My first brush with major decision-making had arrived when I had to choose a stream for myself out of Science, Commerce, Arts in my high-school. What was a potential turning point in my life came very easy to me. I was very clear early on that I wanted to do arts which also really meant I wanted nothing to do with numbers, chemicals and anxiety-inducing theories. Things were not the same, however, for my peers who also, like me, wanted to pursue arts, but, fortunately for their parents and society, and unfortunately for themselves, scored good marks.
Our school, and I suspect, the education system of those times was infested with only one parameter to allocate students in various streams. You score 75% and above, you’re meant to be in science. Less than that, commerce for you. Arts for those who didn’t really feature in good-looking mark-sheets. Those days, top rankers to have chosen arts was an anomaly. In fact, in my twelve years in the same school, I hardly remember any rank-holders pursuing anything other than science or commerce.
Even my decision to pursue arts raised a lot of eyebrows as many teachers and neighbours could not wrap their heads around the fact that I chose, and my parents allowed me, to pursue arts when my name was enlisted in science. Science was for brained and arts was for hare-brained. This perverse conditioning was so ingrained in our acutely ossified academic institutions that none of us saw the decay within. The same infestation eventually exposed its ugly posterior in the professional set-up as well.
It was a herculean task for an Arts student to climb up the financial ladder or even the social appeasement ladder. Many of us, when we set our foot in the professional field with dreamy eyes and solid confidence, were paid peanuts, despite holding master’s degree, some of us, with distinction. Many of us eventually fell off the ladder to climb another stabler-secure one namely – government services or academics. The pressure to prove ourselves was doubly intense. One, because we already deemed ourselves less of our counterparts by choosing to pursue something that conventionally ‘anyone could do’. Secondly, if we have chosen that, we at least had to get a job that has respect and money. If you’re an engineer or a doctor, you’ve already skipped the first few steps of social appeasement ladder but god forbid you chose a career that doesn’t churn good money, you have a higher, taller and mightier mountain to climb.
On the other end of the precipice was however the internet and social media that changed the course for artists and the ones with unconventional careers. It opened a new horizon for copywriters, designers, painters, poets, dancers, etc. to shine and get their share of spotlight they deserved all this while. Poems and quotes about not underestimating the power of arts went viral on social media and WhatsApp. The stumbling blocks became stepping stones when perspectives changed and society was exposed to new career demands and segments that didn’t really need a degree in science or commerce to have a bright future.
Even the most run-of-the-mill company needed someone to make them look good in the new and emerging virtual world and only a coterie of artists, writers and creative minds could make it possible for them. The talents, skills and hard work that was an oversight in the professional set-up were now what people turned to for business. Art is slowly and steadily being seen as a viable career contrary to its previous status of being a hobby or an extra skill set to flaunt in the living room in front of next-door neighbours.

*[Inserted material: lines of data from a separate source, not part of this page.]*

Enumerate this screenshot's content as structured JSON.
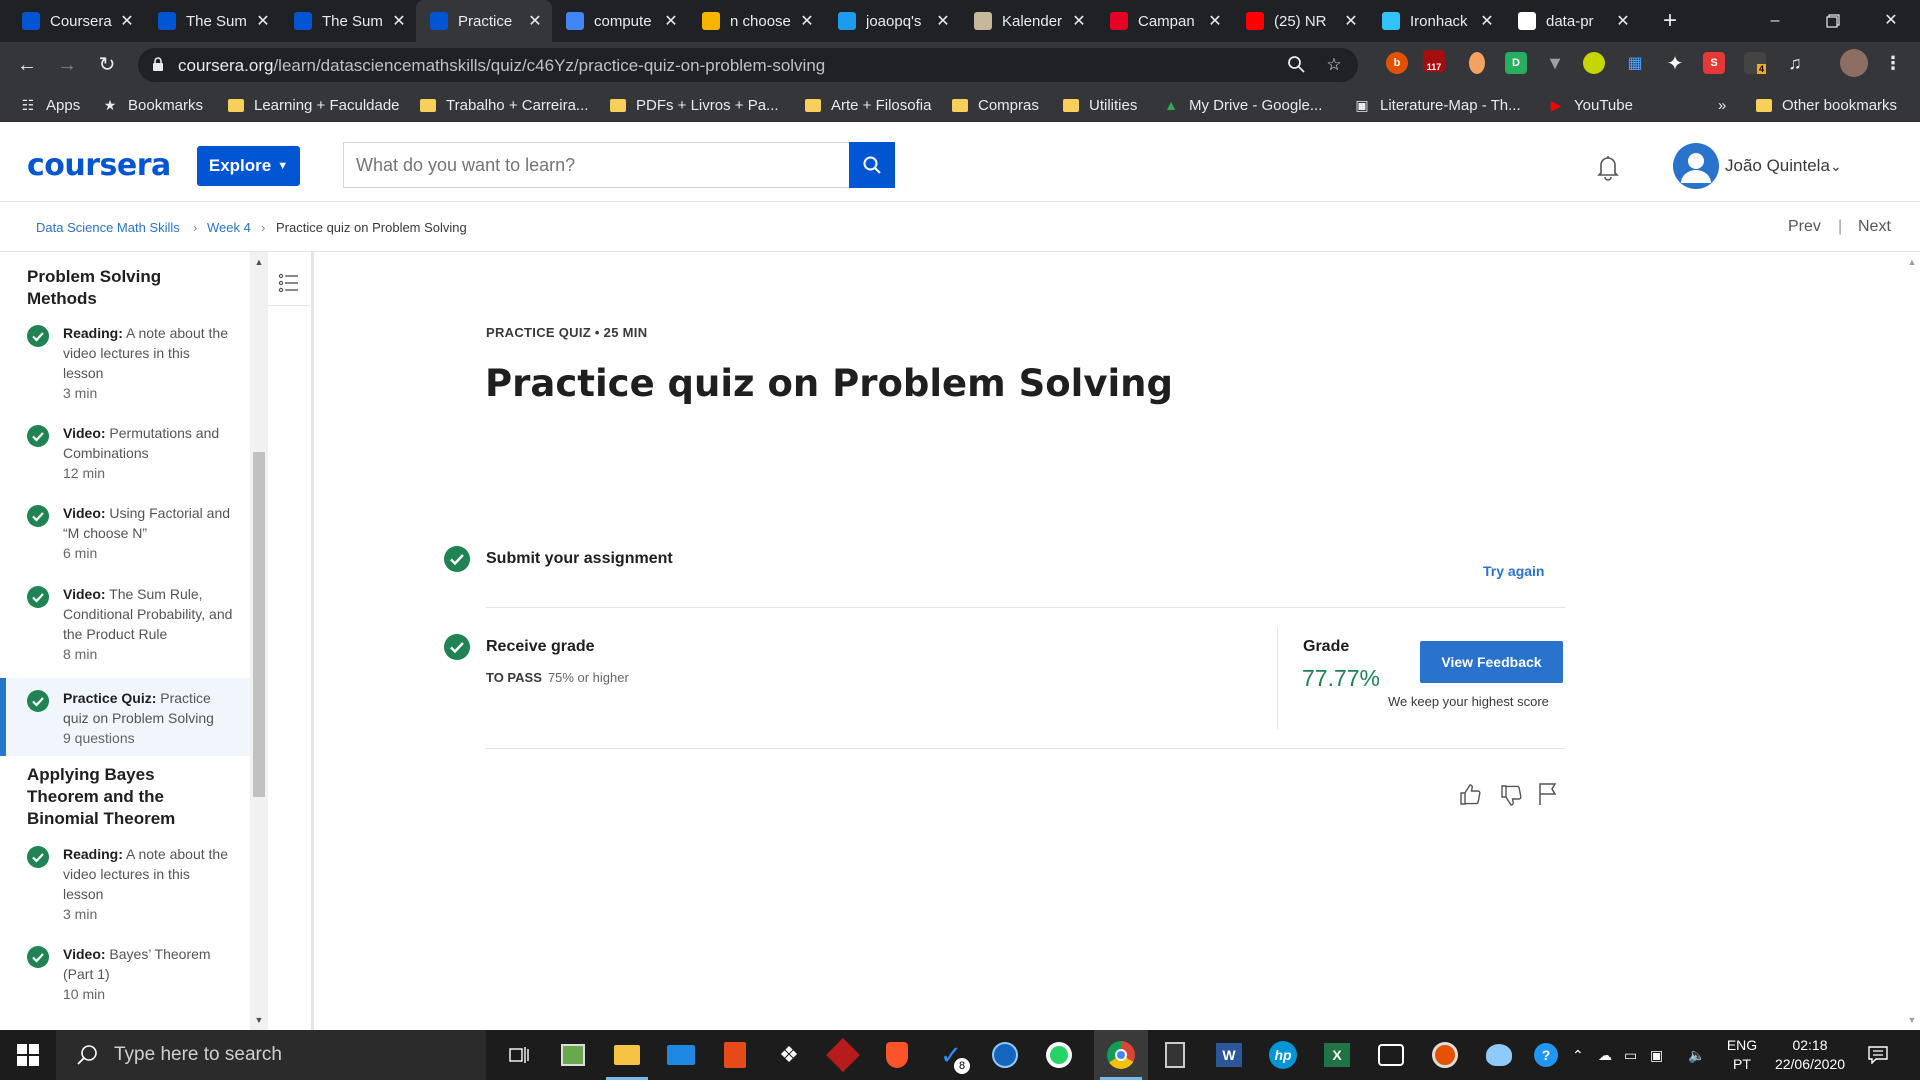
{
  "browser": {
    "tabs": [
      {
        "title": "Coursera",
        "icon": "coursera-icon",
        "color": "#0056d2"
      },
      {
        "title": "The Sum",
        "icon": "coursera-icon",
        "color": "#0056d2"
      },
      {
        "title": "The Sum",
        "icon": "coursera-icon",
        "color": "#0056d2"
      },
      {
        "title": "Practice",
        "icon": "coursera-icon",
        "color": "#0056d2",
        "active": true
      },
      {
        "title": "compute",
        "icon": "google-icon",
        "color": "#4285f4"
      },
      {
        "title": "n choose",
        "icon": "sketch-icon",
        "color": "#f7b500"
      },
      {
        "title": "joaopq's",
        "icon": "blue-wing-icon",
        "color": "#1d9bf0"
      },
      {
        "title": "Kalender",
        "icon": "page-icon",
        "color": "#c8b89a"
      },
      {
        "title": "Campan",
        "icon": "pinterest-icon",
        "color": "#e60023"
      },
      {
        "title": "(25) NR",
        "icon": "youtube-icon",
        "color": "#ff0000"
      },
      {
        "title": "Ironhack",
        "icon": "ironhack-icon",
        "color": "#32c3ff"
      },
      {
        "title": "data-pr",
        "icon": "github-icon",
        "color": "#ffffff"
      }
    ],
    "url_host": "coursera.org",
    "url_path": "/learn/datasciencemathskills/quiz/c46Yz/practice-quiz-on-problem-solving",
    "bookmarks": [
      {
        "label": "Apps",
        "type": "apps"
      },
      {
        "label": "Bookmarks",
        "type": "star"
      },
      {
        "label": "Learning + Faculdade",
        "type": "folder"
      },
      {
        "label": "Trabalho + Carreira...",
        "type": "folder"
      },
      {
        "label": "PDFs + Livros + Pa...",
        "type": "folder"
      },
      {
        "label": "Arte + Filosofia",
        "type": "folder"
      },
      {
        "label": "Compras",
        "type": "folder"
      },
      {
        "label": "Utilities",
        "type": "folder"
      },
      {
        "label": "My Drive - Google...",
        "type": "drive"
      },
      {
        "label": "Literature-Map - Th...",
        "type": "page"
      },
      {
        "label": "YouTube",
        "type": "youtube"
      }
    ],
    "bookmarks_overflow": "»",
    "other_bookmarks": "Other bookmarks",
    "extension_badges": {
      "ext2": "117",
      "ext12": "4"
    }
  },
  "header": {
    "logo": "coursera",
    "explore_label": "Explore",
    "search_placeholder": "What do you want to learn?",
    "user_name": "João Quintela"
  },
  "breadcrumb": {
    "items": [
      "Data Science Math Skills",
      "Week 4",
      "Practice quiz on Problem Solving"
    ],
    "prev": "Prev",
    "next": "Next"
  },
  "sidebar": {
    "sections": [
      {
        "title": "Problem Solving Methods",
        "items": [
          {
            "type": "Reading:",
            "name": "A note about the video lectures in this lesson",
            "meta": "3 min"
          },
          {
            "type": "Video:",
            "name": "Permutations and Combinations",
            "meta": "12 min"
          },
          {
            "type": "Video:",
            "name": "Using Factorial and “M choose N”",
            "meta": "6 min"
          },
          {
            "type": "Video:",
            "name": "The Sum Rule, Conditional Probability, and the Product Rule",
            "meta": "8 min"
          },
          {
            "type": "Practice Quiz:",
            "name": "Practice quiz on Problem Solving",
            "meta": "9 questions",
            "active": true
          }
        ]
      },
      {
        "title": "Applying Bayes Theorem and the Binomial Theorem",
        "items": [
          {
            "type": "Reading:",
            "name": "A note about the video lectures in this lesson",
            "meta": "3 min"
          },
          {
            "type": "Video:",
            "name": "Bayes’ Theorem (Part 1)",
            "meta": "10 min"
          }
        ]
      }
    ]
  },
  "quiz": {
    "eyebrow": "PRACTICE QUIZ • 25 MIN",
    "title": "Practice quiz on Problem Solving",
    "submit_title": "Submit your assignment",
    "try_again": "Try again",
    "receive_title": "Receive grade",
    "to_pass_label": "TO PASS",
    "to_pass_value": "75% or higher",
    "grade_label": "Grade",
    "grade_value": "77.77%",
    "view_feedback": "View Feedback",
    "keep_note": "We keep your highest score"
  },
  "taskbar": {
    "search_placeholder": "Type here to search",
    "todo_badge": "8",
    "lang_top": "ENG",
    "lang_bottom": "PT",
    "time": "02:18",
    "date": "22/06/2020"
  },
  "colors": {
    "brand": "#0056d2",
    "link": "#2a73cc",
    "success": "#1f8354"
  }
}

The subjects that were an embarrassing casualty of patronisation are now looked with sincerity and sometimes, dare I say so, with envy.
Social media recalibrated fresh conversations around careers like poets, doodle artists, writers, and illustrators and rendered much-deserved dignity to the labour of arts. However while the grip to choose one’s own path has relatively loosened, our education system still needs a lot of refurbishing to do. Looking at students within boxes of science, commerce and arts is highly myopic and to think that Arts students don’t have a bright (read heavy-pocketed) future, at worse, is archaic. Social media has done its part. It’s time to continue the conversations in the real world.